Items from an interface collection:

____________________

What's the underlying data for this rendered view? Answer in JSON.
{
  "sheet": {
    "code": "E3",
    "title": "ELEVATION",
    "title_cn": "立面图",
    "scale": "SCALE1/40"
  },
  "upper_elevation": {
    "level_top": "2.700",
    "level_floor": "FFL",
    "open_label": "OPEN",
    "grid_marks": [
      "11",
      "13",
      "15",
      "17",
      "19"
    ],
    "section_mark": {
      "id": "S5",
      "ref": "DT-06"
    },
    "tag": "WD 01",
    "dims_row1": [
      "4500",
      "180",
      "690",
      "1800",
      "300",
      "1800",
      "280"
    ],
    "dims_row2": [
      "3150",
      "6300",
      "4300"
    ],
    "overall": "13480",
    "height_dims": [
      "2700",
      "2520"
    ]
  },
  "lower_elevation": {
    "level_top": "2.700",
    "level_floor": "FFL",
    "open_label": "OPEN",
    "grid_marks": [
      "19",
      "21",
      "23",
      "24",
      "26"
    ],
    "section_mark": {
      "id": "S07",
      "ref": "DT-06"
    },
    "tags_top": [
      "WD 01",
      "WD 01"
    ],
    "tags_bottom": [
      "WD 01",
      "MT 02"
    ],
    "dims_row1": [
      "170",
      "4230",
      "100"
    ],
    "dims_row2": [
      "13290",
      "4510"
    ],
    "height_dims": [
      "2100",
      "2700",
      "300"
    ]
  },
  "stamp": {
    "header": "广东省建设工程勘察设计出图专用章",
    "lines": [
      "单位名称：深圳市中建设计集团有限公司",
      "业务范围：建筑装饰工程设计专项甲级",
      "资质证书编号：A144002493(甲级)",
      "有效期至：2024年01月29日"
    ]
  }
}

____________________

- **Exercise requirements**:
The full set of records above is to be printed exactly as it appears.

- **Response area**:
What's the underlying data for this rendered view? Answer in JSON.
{
  "sheet": {
    "code": "E3",
    "title": "ELEVATION",
    "title_cn": "立面图",
    "scale": "SCALE1/40"
  },
  "upper_elevation": {
    "level_top": "2.700",
    "level_floor": "FFL",
    "open_label": "OPEN",
    "grid_marks": [
      "11",
      "13",
      "15",
      "17",
      "19"
    ],
    "section_mark": {
      "id": "S5",
      "ref": "DT-06"
    },
    "tag": "WD 01",
    "dims_row1": [
      "4500",
      "180",
      "690",
      "1800",
      "300",
      "1800",
      "280"
    ],
    "dims_row2": [
      "3150",
      "6300",
      "4300"
    ],
    "overall": "13480",
    "height_dims": [
      "2700",
      "2520"
    ]
  },
  "lower_elevation": {
    "level_top": "2.700",
    "level_floor": "FFL",
    "open_label": "OPEN",
    "grid_marks": [
      "19",
      "21",
      "23",
      "24",
      "26"
    ],
    "section_mark": {
      "id": "S07",
      "ref": "DT-06"
    },
    "tags_top": [
      "WD 01",
      "WD 01"
    ],
    "tags_bottom": [
      "WD 01",
      "MT 02"
    ],
    "dims_row1": [
      "170",
      "4230",
      "100"
    ],
    "dims_row2": [
      "13290",
      "4510"
    ],
    "height_dims": [
      "2100",
      "2700",
      "300"
    ]
  },
  "stamp": {
    "header": "广东省建设工程勘察设计出图专用章",
    "lines": [
      "单位名称：深圳市中建设计集团有限公司",
      "业务范围：建筑装饰工程设计专项甲级",
      "资质证书编号：A144002493(甲级)",
      "有效期至：2024年01月29日"
    ]
  }
}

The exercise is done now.